[Dataset rows describing interfaces]
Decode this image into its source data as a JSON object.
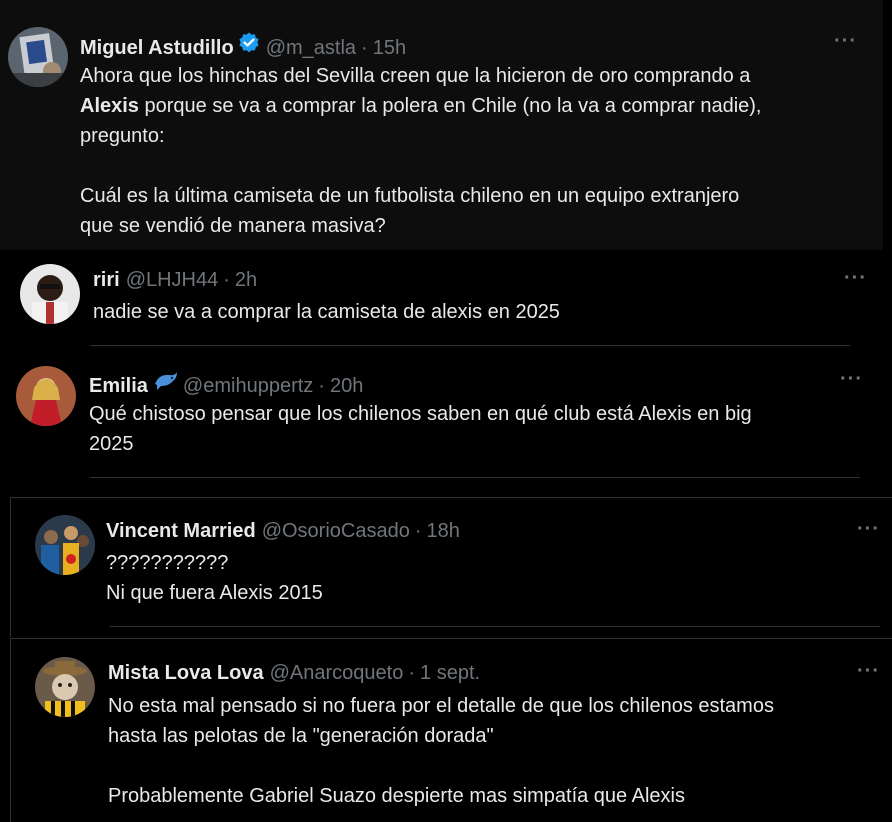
{
  "tweets": [
    {
      "name": "Miguel Astudillo",
      "handle": "@m_astla",
      "dot": "·",
      "time": "15h",
      "more": "···",
      "lines": {
        "l1": "Ahora que los hinchas del Sevilla creen que la hicieron de oro comprando a",
        "l2_bold": "Alexis",
        "l2_rest": " porque se va a comprar la polera en Chile (no la va a comprar nadie),",
        "l3": "pregunto:",
        "l4": "Cuál es la última camiseta de un futbolista chileno en un equipo extranjero",
        "l5": "que se vendió de manera masiva?"
      }
    },
    {
      "name": "riri",
      "handle": "@LHJH44",
      "dot": "·",
      "time": "2h",
      "more": "···",
      "lines": {
        "l1": "nadie se va a comprar la camiseta de alexis en 2025"
      }
    },
    {
      "name": "Emilia",
      "handle": "@emihuppertz",
      "dot": "·",
      "time": "20h",
      "more": "···",
      "lines": {
        "l1": "Qué chistoso pensar que los chilenos saben en qué club está Alexis en big",
        "l2": "2025"
      }
    },
    {
      "name": "Vincent Married",
      "handle": "@OsorioCasado",
      "dot": "·",
      "time": "18h",
      "more": "···",
      "lines": {
        "l1": "???????????",
        "l2": "Ni que fuera Alexis 2015"
      }
    },
    {
      "name": "Mista Lova Lova",
      "handle": "@Anarcoqueto",
      "dot": "·",
      "time": "1 sept.",
      "more": "···",
      "lines": {
        "l1": "No esta mal pensado si no fuera por el detalle de que los chilenos estamos",
        "l2": "hasta las pelotas de la \"generación dorada\"",
        "l3": "Probablemente Gabriel Suazo despierte mas simpatía que Alexis"
      }
    }
  ],
  "colors": {
    "background": "#000000",
    "text": "#e7e9ea",
    "muted": "#71767b",
    "verified": "#1d9bf0",
    "divider": "#2f3336"
  },
  "icons": {
    "verified": "verified-badge-icon",
    "dolphin": "dolphin-emoji-icon",
    "more": "more-options-icon"
  }
}
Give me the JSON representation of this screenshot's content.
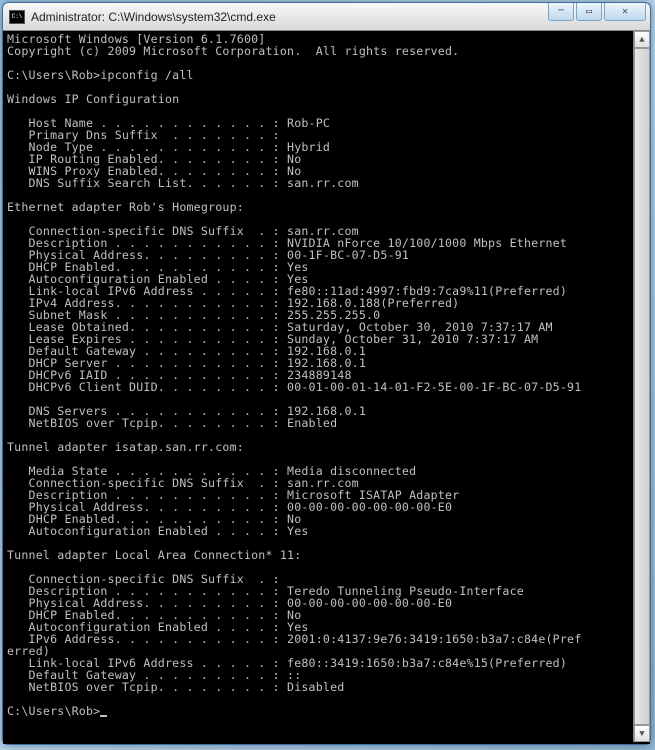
{
  "window": {
    "title": "Administrator: C:\\Windows\\system32\\cmd.exe"
  },
  "terminal": {
    "header1": "Microsoft Windows [Version 6.1.7600]",
    "header2": "Copyright (c) 2009 Microsoft Corporation.  All rights reserved.",
    "prompt1": "C:\\Users\\Rob>ipconfig /all",
    "section_winip": "Windows IP Configuration",
    "host_name": "   Host Name . . . . . . . . . . . . : Rob-PC",
    "primary_dns": "   Primary Dns Suffix  . . . . . . . :",
    "node_type": "   Node Type . . . . . . . . . . . . : Hybrid",
    "ip_routing": "   IP Routing Enabled. . . . . . . . : No",
    "wins_proxy": "   WINS Proxy Enabled. . . . . . . . : No",
    "dns_search": "   DNS Suffix Search List. . . . . . : san.rr.com",
    "section_eth": "Ethernet adapter Rob's Homegroup:",
    "eth_conn_dns": "   Connection-specific DNS Suffix  . : san.rr.com",
    "eth_desc": "   Description . . . . . . . . . . . : NVIDIA nForce 10/100/1000 Mbps Ethernet",
    "eth_phys": "   Physical Address. . . . . . . . . : 00-1F-BC-07-D5-91",
    "eth_dhcp": "   DHCP Enabled. . . . . . . . . . . : Yes",
    "eth_autoconf": "   Autoconfiguration Enabled . . . . : Yes",
    "eth_ll_ipv6": "   Link-local IPv6 Address . . . . . : fe80::11ad:4997:fbd9:7ca9%11(Preferred)",
    "eth_ipv4": "   IPv4 Address. . . . . . . . . . . : 192.168.0.188(Preferred)",
    "eth_subnet": "   Subnet Mask . . . . . . . . . . . : 255.255.255.0",
    "eth_lease_obt": "   Lease Obtained. . . . . . . . . . : Saturday, October 30, 2010 7:37:17 AM",
    "eth_lease_exp": "   Lease Expires . . . . . . . . . . : Sunday, October 31, 2010 7:37:17 AM",
    "eth_gateway": "   Default Gateway . . . . . . . . . : 192.168.0.1",
    "eth_dhcp_srv": "   DHCP Server . . . . . . . . . . . : 192.168.0.1",
    "eth_dhcpv6_iaid": "   DHCPv6 IAID . . . . . . . . . . . : 234889148",
    "eth_dhcpv6_duid": "   DHCPv6 Client DUID. . . . . . . . : 00-01-00-01-14-01-F2-5E-00-1F-BC-07-D5-91",
    "eth_dns_srv": "   DNS Servers . . . . . . . . . . . : 192.168.0.1",
    "eth_netbios": "   NetBIOS over Tcpip. . . . . . . . : Enabled",
    "section_isatap": "Tunnel adapter isatap.san.rr.com:",
    "isa_media": "   Media State . . . . . . . . . . . : Media disconnected",
    "isa_conn_dns": "   Connection-specific DNS Suffix  . : san.rr.com",
    "isa_desc": "   Description . . . . . . . . . . . : Microsoft ISATAP Adapter",
    "isa_phys": "   Physical Address. . . . . . . . . : 00-00-00-00-00-00-00-E0",
    "isa_dhcp": "   DHCP Enabled. . . . . . . . . . . : No",
    "isa_autoconf": "   Autoconfiguration Enabled . . . . : Yes",
    "section_lac": "Tunnel adapter Local Area Connection* 11:",
    "lac_conn_dns": "   Connection-specific DNS Suffix  . :",
    "lac_desc": "   Description . . . . . . . . . . . : Teredo Tunneling Pseudo-Interface",
    "lac_phys": "   Physical Address. . . . . . . . . : 00-00-00-00-00-00-00-E0",
    "lac_dhcp": "   DHCP Enabled. . . . . . . . . . . : No",
    "lac_autoconf": "   Autoconfiguration Enabled . . . . : Yes",
    "lac_ipv6_a": "   IPv6 Address. . . . . . . . . . . : 2001:0:4137:9e76:3419:1650:b3a7:c84e(Pref",
    "lac_ipv6_b": "erred)",
    "lac_ll_ipv6": "   Link-local IPv6 Address . . . . . : fe80::3419:1650:b3a7:c84e%15(Preferred)",
    "lac_gateway": "   Default Gateway . . . . . . . . . : ::",
    "lac_netbios": "   NetBIOS over Tcpip. . . . . . . . : Disabled",
    "prompt2": "C:\\Users\\Rob>"
  }
}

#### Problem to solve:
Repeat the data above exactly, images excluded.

#### Output for this task:
Decode this image into its source data as a JSON object.
{
  "tweets": [
    {
      "name": "Miguel Astudillo",
      "handle": "@m_astla",
      "dot": "·",
      "time": "15h",
      "more": "···",
      "lines": {
        "l1": "Ahora que los hinchas del Sevilla creen que la hicieron de oro comprando a",
        "l2_bold": "Alexis",
        "l2_rest": " porque se va a comprar la polera en Chile (no la va a comprar nadie),",
        "l3": "pregunto:",
        "l4": "Cuál es la última camiseta de un futbolista chileno en un equipo extranjero",
        "l5": "que se vendió de manera masiva?"
      }
    },
    {
      "name": "riri",
      "handle": "@LHJH44",
      "dot": "·",
      "time": "2h",
      "more": "···",
      "lines": {
        "l1": "nadie se va a comprar la camiseta de alexis en 2025"
      }
    },
    {
      "name": "Emilia",
      "handle": "@emihuppertz",
      "dot": "·",
      "time": "20h",
      "more": "···",
      "lines": {
        "l1": "Qué chistoso pensar que los chilenos saben en qué club está Alexis en big",
        "l2": "2025"
      }
    },
    {
      "name": "Vincent Married",
      "handle": "@OsorioCasado",
      "dot": "·",
      "time": "18h",
      "more": "···",
      "lines": {
        "l1": "???????????",
        "l2": "Ni que fuera Alexis 2015"
      }
    },
    {
      "name": "Mista Lova Lova",
      "handle": "@Anarcoqueto",
      "dot": "·",
      "time": "1 sept.",
      "more": "···",
      "lines": {
        "l1": "No esta mal pensado si no fuera por el detalle de que los chilenos estamos",
        "l2": "hasta las pelotas de la \"generación dorada\"",
        "l3": "Probablemente Gabriel Suazo despierte mas simpatía que Alexis"
      }
    }
  ],
  "colors": {
    "background": "#000000",
    "text": "#e7e9ea",
    "muted": "#71767b",
    "verified": "#1d9bf0",
    "divider": "#2f3336"
  },
  "icons": {
    "verified": "verified-badge-icon",
    "dolphin": "dolphin-emoji-icon",
    "more": "more-options-icon"
  }
}
Give me the JSON representation of this screenshot's content.
{
  "window": {
    "title": "Administrator: C:\\Windows\\system32\\cmd.exe"
  },
  "terminal": {
    "header1": "Microsoft Windows [Version 6.1.7600]",
    "header2": "Copyright (c) 2009 Microsoft Corporation.  All rights reserved.",
    "prompt1": "C:\\Users\\Rob>ipconfig /all",
    "section_winip": "Windows IP Configuration",
    "host_name": "   Host Name . . . . . . . . . . . . : Rob-PC",
    "primary_dns": "   Primary Dns Suffix  . . . . . . . :",
    "node_type": "   Node Type . . . . . . . . . . . . : Hybrid",
    "ip_routing": "   IP Routing Enabled. . . . . . . . : No",
    "wins_proxy": "   WINS Proxy Enabled. . . . . . . . : No",
    "dns_search": "   DNS Suffix Search List. . . . . . : san.rr.com",
    "section_eth": "Ethernet adapter Rob's Homegroup:",
    "eth_conn_dns": "   Connection-specific DNS Suffix  . : san.rr.com",
    "eth_desc": "   Description . . . . . . . . . . . : NVIDIA nForce 10/100/1000 Mbps Ethernet",
    "eth_phys": "   Physical Address. . . . . . . . . : 00-1F-BC-07-D5-91",
    "eth_dhcp": "   DHCP Enabled. . . . . . . . . . . : Yes",
    "eth_autoconf": "   Autoconfiguration Enabled . . . . : Yes",
    "eth_ll_ipv6": "   Link-local IPv6 Address . . . . . : fe80::11ad:4997:fbd9:7ca9%11(Preferred)",
    "eth_ipv4": "   IPv4 Address. . . . . . . . . . . : 192.168.0.188(Preferred)",
    "eth_subnet": "   Subnet Mask . . . . . . . . . . . : 255.255.255.0",
    "eth_lease_obt": "   Lease Obtained. . . . . . . . . . : Saturday, October 30, 2010 7:37:17 AM",
    "eth_lease_exp": "   Lease Expires . . . . . . . . . . : Sunday, October 31, 2010 7:37:17 AM",
    "eth_gateway": "   Default Gateway . . . . . . . . . : 192.168.0.1",
    "eth_dhcp_srv": "   DHCP Server . . . . . . . . . . . : 192.168.0.1",
    "eth_dhcpv6_iaid": "   DHCPv6 IAID . . . . . . . . . . . : 234889148",
    "eth_dhcpv6_duid": "   DHCPv6 Client DUID. . . . . . . . : 00-01-00-01-14-01-F2-5E-00-1F-BC-07-D5-91",
    "eth_dns_srv": "   DNS Servers . . . . . . . . . . . : 192.168.0.1",
    "eth_netbios": "   NetBIOS over Tcpip. . . . . . . . : Enabled",
    "section_isatap": "Tunnel adapter isatap.san.rr.com:",
    "isa_media": "   Media State . . . . . . . . . . . : Media disconnected",
    "isa_conn_dns": "   Connection-specific DNS Suffix  . : san.rr.com",
    "isa_desc": "   Description . . . . . . . . . . . : Microsoft ISATAP Adapter",
    "isa_phys": "   Physical Address. . . . . . . . . : 00-00-00-00-00-00-00-E0",
    "isa_dhcp": "   DHCP Enabled. . . . . . . . . . . : No",
    "isa_autoconf": "   Autoconfiguration Enabled . . . . : Yes",
    "section_lac": "Tunnel adapter Local Area Connection* 11:",
    "lac_conn_dns": "   Connection-specific DNS Suffix  . :",
    "lac_desc": "   Description . . . . . . . . . . . : Teredo Tunneling Pseudo-Interface",
    "lac_phys": "   Physical Address. . . . . . . . . : 00-00-00-00-00-00-00-E0",
    "lac_dhcp": "   DHCP Enabled. . . . . . . . . . . : No",
    "lac_autoconf": "   Autoconfiguration Enabled . . . . : Yes",
    "lac_ipv6_a": "   IPv6 Address. . . . . . . . . . . : 2001:0:4137:9e76:3419:1650:b3a7:c84e(Pref",
    "lac_ipv6_b": "erred)",
    "lac_ll_ipv6": "   Link-local IPv6 Address . . . . . : fe80::3419:1650:b3a7:c84e%15(Preferred)",
    "lac_gateway": "   Default Gateway . . . . . . . . . : ::",
    "lac_netbios": "   NetBIOS over Tcpip. . . . . . . . : Disabled",
    "prompt2": "C:\\Users\\Rob>"
  }
}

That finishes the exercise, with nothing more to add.